And there were the local censors who dictated further cuts. It was this nuisance, along with the fear that the federal government might intervene, that drove the studios to cave to Breen and his ilk.
Men in White, although it tilts towards the melodramatics, is well-scripted, well-acted and well-directed by Richard Boleslawski. Its success at the box office led to a plethora of imitations, including MGM’s own Dr. Kildare series. Hospital dramas were money in the bank for the studios.
The success of Men in White spawned more than imitations from other studios. It also spawned a parody from The Three Stooges in the form of their 1934 short Men in Black. The Stooges become doctors only because they were in medical school for more years than anyone can remember. But all through the short the Stooges shout “for duty and humanity,” a direct reference to the ending of Men In White.
One of the ironies of the abortion subplot in the film is that related by Myrna Loy in her autobiography, Being and Becoming. She had gotten pregnant by future husband Arthur Hornblow, but as he was married at the time she underwent an abortion. It left her sterile, unable to have children.
In Being and Becoming Loy also revealed that Gable, who was married at the time, had tried to plant a passionate kiss on her after bringing her home from a social event – with his wife in the car. She said her reaction was to knock him off the porch and into the bushes. The next thing she knew they were cast together in Men in White. “When we started the film, Clark developed a pretty serious thing with Elizabeth Allan, a lovely English girl in the cast, and greeted her with coffee and cakes every morning. The crew always put out sweet breads, so Clark would load up and, just to get my goat, walk right past me to Elizabeth. He was punishing me. We managed to be convincing lovers on camera, which wasn't easy while he virtually ignored me. That Dutchman just wasn't taking no for an answer.” Loy and Gable never did become lovers but they did end up as good friends and made several other films together at MGM.

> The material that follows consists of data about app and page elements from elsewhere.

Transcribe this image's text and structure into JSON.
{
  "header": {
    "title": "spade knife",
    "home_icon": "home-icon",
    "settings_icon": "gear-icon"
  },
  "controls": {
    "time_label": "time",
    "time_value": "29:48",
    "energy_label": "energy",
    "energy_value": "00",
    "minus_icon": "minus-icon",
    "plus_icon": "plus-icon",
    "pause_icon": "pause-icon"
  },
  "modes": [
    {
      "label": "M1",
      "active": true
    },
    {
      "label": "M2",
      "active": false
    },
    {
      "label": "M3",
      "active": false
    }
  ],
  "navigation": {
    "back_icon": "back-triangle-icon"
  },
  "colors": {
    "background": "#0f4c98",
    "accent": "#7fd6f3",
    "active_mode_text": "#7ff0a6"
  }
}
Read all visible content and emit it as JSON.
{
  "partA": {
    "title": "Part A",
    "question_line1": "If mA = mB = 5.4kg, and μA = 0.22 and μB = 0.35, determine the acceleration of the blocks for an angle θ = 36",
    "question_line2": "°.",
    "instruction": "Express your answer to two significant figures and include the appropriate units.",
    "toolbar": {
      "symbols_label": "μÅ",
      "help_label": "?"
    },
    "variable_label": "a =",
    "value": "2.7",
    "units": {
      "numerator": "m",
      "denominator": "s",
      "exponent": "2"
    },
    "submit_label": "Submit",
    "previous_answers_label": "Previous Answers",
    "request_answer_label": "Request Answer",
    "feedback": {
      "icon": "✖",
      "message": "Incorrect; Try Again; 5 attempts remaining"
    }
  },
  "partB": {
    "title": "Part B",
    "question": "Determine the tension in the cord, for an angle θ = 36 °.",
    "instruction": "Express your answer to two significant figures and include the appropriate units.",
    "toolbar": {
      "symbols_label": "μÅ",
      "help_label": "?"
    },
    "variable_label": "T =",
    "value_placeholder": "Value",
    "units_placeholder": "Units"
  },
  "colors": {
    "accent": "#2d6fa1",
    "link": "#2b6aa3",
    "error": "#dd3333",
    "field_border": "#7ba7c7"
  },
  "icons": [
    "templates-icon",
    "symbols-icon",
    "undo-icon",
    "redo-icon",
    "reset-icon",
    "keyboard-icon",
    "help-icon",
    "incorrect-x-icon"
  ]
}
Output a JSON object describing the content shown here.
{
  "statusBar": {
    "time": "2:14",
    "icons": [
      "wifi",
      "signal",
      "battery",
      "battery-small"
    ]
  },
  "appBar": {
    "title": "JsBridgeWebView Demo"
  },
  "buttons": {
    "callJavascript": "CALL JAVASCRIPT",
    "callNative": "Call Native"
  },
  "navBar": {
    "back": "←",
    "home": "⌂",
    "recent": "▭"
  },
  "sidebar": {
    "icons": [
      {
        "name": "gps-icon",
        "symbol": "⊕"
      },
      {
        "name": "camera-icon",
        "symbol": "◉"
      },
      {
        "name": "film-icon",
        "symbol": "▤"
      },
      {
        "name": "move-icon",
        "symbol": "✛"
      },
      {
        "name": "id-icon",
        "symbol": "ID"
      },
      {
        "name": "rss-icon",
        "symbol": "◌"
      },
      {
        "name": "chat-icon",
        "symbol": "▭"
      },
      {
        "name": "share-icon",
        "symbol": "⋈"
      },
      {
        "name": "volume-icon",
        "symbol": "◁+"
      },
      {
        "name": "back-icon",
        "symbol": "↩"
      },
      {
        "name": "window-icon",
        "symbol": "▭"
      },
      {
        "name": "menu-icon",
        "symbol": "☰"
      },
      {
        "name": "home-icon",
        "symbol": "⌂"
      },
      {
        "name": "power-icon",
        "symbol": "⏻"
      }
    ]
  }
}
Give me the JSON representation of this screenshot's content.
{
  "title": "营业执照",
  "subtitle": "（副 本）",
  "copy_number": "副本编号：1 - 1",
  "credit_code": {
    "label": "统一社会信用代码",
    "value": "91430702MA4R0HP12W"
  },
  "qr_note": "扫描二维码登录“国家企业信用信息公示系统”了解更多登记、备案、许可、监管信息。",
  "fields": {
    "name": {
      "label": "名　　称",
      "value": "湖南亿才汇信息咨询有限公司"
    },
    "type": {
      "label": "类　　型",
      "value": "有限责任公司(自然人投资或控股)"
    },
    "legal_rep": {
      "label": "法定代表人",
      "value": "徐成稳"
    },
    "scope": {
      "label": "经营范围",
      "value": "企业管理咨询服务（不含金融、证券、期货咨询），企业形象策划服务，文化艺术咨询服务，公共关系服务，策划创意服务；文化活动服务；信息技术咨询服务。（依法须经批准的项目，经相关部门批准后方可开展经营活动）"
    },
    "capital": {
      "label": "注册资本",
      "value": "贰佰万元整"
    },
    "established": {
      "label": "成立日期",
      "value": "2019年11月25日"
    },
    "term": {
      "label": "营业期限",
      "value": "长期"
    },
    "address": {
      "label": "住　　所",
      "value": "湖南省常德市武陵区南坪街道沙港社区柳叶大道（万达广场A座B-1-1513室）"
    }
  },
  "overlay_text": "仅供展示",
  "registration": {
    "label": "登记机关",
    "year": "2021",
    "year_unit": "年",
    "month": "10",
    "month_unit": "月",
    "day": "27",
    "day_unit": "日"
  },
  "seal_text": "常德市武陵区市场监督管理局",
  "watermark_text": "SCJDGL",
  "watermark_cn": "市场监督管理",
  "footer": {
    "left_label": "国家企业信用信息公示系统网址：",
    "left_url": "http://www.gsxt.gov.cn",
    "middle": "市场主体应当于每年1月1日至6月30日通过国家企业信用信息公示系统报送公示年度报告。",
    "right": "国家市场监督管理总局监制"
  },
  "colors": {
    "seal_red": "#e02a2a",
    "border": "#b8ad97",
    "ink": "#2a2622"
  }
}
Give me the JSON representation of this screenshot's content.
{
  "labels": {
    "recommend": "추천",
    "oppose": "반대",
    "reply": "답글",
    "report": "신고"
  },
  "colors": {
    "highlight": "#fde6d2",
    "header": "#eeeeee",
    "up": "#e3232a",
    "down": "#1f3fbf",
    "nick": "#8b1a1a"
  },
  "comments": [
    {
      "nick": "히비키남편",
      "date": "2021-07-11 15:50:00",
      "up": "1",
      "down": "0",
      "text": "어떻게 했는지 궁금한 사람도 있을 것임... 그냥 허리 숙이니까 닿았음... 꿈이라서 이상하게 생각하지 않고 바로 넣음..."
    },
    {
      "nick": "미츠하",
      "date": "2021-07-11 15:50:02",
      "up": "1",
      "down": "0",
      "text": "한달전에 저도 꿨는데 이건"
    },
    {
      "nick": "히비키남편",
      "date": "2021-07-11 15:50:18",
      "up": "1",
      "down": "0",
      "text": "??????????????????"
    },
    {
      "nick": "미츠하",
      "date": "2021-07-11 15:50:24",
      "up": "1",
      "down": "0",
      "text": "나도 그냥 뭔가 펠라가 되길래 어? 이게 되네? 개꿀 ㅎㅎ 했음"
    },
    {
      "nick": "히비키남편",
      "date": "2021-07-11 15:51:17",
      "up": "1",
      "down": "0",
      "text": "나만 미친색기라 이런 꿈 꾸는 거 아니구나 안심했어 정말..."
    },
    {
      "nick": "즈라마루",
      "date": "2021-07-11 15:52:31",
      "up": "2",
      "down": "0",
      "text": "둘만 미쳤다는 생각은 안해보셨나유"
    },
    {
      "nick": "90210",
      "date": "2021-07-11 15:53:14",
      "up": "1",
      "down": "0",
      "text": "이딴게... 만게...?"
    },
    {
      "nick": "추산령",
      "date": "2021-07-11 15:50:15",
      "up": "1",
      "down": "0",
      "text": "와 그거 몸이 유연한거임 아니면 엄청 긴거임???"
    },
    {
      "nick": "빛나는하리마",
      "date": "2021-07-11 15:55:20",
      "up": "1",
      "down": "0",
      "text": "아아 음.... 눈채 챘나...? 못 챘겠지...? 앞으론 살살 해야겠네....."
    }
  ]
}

As Loy noted, Gable and Allan had a “pretty serious thing” going. It began platonically, with long conversations between takes, but as in the movie, it grew into a full-blown affair that lasted for two years. The fact that both were married (Allan was a newlywed with a husband back in London when she began cavorting with Gable) was not a deterrent. After production on the film was over, Gable prodded MGM to sign her to a long-term contract.
Though they were careful not to be photographed together, they were still known as one of Hollywood’s worst kept secrets. And she wasn’t the only woman Gable was seeing. He dated many others in those two years. The affair ended when Gable began seeing Carole Lombard in 1936 and Lombard told him she didn’t like competition.
After an attempted lawsuit against MGM for reneging on a promise to co-star her in the 1938 film The Citadel (Rosalind Russell was given the role) Allan returned to England. She didn’t see Gable for many years, but in 1943, while he was serving in the Army Air Force and stationed in London, they ran into each other and picked up where they left off, even though Allan was still married with two children. Such was the allure of Gable.
Allan enjoyed a successful career in England, starring in movies and on television until 1968. She died in 1990 at age 82.